# WHAT TO PRODUCE:
Across the entries, how many lines have the string "payout" in them? Reply with only a number.
*** EXTRACTED INFORMATION ***
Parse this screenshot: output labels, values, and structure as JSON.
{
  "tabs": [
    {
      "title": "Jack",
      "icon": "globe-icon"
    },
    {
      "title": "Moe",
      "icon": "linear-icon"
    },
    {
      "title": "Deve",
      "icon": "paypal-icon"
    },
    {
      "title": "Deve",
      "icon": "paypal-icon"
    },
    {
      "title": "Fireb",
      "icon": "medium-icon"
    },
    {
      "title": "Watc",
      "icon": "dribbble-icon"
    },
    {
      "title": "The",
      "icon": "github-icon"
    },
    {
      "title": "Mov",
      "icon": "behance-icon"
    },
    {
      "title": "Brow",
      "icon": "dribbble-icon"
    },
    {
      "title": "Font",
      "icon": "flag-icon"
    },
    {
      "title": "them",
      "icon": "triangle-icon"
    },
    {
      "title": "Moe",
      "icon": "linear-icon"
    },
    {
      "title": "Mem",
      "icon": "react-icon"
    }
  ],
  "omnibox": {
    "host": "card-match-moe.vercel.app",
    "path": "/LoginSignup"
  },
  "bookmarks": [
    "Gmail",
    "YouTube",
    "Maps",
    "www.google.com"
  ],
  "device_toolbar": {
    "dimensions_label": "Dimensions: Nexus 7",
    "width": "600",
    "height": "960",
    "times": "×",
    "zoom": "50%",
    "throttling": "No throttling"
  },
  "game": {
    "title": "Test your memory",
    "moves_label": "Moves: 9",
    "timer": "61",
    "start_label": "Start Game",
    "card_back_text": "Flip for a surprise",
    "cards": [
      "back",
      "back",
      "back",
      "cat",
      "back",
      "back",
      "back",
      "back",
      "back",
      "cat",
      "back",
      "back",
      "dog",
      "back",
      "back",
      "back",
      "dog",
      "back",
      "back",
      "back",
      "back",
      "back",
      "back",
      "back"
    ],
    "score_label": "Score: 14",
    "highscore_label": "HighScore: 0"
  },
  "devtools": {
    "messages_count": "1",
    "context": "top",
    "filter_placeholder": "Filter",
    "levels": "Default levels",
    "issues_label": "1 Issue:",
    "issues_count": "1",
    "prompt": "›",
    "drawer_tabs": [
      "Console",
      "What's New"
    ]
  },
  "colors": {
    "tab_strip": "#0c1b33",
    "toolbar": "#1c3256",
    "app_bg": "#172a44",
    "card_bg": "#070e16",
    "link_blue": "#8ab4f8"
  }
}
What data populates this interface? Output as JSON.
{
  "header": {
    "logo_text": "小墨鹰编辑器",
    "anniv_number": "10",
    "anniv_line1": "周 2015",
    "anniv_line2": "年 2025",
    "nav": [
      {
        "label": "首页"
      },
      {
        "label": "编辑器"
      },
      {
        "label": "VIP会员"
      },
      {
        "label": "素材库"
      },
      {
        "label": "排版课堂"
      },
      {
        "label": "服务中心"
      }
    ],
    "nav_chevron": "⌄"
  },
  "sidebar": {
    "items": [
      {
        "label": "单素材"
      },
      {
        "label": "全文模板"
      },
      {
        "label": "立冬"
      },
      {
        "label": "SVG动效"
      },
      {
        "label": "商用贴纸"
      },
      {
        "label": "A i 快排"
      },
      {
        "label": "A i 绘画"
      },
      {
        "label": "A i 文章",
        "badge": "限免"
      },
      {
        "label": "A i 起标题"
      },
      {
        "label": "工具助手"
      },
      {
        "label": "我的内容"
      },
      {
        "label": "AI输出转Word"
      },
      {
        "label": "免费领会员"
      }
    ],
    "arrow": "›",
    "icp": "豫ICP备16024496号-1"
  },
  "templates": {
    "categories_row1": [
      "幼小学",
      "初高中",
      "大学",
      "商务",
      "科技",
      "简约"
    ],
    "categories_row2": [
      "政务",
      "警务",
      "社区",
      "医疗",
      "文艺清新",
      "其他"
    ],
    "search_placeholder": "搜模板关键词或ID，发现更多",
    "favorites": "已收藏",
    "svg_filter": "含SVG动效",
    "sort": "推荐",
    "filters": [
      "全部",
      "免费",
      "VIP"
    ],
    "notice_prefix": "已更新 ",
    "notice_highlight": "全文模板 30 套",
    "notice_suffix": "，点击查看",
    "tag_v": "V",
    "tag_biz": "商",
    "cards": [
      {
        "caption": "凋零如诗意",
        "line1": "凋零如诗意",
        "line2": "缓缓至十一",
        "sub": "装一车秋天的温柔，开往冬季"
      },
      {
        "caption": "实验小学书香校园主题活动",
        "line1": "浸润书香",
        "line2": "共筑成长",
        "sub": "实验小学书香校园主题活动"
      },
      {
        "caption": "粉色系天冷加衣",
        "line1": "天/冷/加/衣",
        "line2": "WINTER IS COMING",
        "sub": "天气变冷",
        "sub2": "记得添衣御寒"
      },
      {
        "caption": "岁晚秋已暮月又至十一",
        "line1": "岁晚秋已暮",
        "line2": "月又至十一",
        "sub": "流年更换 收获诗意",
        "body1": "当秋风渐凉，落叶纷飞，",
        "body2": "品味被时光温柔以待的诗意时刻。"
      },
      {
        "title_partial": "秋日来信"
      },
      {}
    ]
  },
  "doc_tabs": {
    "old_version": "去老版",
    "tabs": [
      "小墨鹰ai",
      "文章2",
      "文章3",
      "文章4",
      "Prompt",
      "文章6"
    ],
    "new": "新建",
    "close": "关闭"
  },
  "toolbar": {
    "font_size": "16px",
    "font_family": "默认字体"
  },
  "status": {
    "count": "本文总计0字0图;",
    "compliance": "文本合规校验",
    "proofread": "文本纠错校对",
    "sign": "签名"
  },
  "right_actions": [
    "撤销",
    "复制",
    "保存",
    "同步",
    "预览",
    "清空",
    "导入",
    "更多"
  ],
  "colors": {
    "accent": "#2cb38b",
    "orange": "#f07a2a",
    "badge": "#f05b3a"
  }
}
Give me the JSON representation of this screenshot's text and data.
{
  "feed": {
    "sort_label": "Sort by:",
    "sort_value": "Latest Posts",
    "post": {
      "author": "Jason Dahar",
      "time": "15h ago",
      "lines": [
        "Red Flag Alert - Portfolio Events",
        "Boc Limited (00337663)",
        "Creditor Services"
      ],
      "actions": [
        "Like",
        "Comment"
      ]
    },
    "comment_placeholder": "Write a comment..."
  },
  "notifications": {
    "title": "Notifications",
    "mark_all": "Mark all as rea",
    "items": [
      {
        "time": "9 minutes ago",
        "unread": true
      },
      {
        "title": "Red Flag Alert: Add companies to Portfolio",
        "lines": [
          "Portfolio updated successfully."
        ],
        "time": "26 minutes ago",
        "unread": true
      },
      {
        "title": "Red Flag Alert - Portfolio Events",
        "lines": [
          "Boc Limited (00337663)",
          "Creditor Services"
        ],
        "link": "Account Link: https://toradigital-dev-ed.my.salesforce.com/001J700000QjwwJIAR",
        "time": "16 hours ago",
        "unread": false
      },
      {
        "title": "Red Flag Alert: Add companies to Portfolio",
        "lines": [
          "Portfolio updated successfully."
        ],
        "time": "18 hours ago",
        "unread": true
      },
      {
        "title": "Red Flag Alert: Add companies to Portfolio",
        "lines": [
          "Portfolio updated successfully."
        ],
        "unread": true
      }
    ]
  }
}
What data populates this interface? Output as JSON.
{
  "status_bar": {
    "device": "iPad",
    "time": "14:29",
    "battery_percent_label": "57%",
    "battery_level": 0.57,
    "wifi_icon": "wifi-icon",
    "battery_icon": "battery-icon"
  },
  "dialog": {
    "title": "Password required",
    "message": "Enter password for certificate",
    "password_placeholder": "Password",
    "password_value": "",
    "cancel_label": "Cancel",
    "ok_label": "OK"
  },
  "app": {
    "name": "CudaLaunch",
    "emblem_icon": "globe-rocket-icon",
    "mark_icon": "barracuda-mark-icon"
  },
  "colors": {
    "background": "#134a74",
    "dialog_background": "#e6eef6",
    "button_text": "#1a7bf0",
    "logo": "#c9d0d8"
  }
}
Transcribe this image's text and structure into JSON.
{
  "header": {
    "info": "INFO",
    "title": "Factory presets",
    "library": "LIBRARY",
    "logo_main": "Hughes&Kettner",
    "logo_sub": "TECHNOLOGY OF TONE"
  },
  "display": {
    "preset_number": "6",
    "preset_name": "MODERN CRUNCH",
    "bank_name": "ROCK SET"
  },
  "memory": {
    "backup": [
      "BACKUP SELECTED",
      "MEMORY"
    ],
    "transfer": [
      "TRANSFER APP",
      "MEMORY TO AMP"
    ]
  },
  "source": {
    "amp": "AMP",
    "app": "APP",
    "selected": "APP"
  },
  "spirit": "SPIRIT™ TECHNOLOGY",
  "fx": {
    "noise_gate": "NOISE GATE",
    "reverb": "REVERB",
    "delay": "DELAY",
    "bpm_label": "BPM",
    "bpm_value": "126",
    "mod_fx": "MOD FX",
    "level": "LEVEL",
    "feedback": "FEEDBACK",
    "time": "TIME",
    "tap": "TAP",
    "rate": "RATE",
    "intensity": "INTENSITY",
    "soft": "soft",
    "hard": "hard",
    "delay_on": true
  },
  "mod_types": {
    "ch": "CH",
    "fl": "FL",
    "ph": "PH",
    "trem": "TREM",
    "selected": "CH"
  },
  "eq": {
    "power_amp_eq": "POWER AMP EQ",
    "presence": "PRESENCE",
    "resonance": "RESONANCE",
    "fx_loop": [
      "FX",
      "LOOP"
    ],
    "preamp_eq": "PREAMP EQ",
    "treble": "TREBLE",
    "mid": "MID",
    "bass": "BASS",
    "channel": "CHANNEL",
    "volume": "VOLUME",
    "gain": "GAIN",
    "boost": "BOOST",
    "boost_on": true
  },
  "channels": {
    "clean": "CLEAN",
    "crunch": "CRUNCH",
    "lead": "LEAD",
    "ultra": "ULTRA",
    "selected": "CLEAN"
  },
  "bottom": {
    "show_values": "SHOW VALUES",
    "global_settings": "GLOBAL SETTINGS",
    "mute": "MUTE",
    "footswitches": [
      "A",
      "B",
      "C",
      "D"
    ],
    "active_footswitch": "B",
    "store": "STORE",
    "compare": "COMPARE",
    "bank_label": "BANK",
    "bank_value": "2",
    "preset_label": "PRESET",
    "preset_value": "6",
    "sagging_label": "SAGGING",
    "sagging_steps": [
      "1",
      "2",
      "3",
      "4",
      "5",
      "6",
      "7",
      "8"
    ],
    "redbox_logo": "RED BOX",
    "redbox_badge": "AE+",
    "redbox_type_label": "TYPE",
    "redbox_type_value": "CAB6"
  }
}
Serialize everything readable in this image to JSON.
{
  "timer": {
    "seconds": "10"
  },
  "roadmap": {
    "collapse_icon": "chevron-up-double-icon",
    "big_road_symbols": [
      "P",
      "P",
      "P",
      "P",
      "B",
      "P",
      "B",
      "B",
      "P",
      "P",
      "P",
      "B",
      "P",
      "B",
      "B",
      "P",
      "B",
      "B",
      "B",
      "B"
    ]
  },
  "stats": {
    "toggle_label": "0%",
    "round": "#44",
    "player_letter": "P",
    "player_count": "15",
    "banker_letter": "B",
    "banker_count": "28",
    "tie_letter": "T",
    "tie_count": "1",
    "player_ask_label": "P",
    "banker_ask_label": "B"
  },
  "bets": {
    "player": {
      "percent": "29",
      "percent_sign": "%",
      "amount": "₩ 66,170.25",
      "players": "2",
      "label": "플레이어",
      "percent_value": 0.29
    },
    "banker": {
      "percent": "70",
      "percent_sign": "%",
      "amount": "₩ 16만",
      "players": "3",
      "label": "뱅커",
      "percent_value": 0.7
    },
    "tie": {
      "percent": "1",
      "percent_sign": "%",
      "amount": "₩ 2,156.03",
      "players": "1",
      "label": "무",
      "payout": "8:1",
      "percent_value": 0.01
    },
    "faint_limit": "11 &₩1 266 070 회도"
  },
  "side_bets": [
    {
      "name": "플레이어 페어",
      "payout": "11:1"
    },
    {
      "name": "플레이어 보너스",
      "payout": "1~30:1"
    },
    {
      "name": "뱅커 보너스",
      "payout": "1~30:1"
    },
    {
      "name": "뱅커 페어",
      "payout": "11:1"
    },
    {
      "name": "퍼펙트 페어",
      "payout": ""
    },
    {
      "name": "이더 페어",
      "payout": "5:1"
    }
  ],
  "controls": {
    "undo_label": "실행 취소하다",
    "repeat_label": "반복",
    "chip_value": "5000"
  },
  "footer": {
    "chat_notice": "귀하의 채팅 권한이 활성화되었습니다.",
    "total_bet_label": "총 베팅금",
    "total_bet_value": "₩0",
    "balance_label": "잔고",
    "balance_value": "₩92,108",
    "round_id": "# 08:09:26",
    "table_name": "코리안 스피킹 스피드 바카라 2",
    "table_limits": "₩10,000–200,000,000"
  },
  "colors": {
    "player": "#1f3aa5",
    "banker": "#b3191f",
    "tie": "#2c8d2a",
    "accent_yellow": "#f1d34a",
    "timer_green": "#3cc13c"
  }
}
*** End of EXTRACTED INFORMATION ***
# EXPECTED ANSWER:
7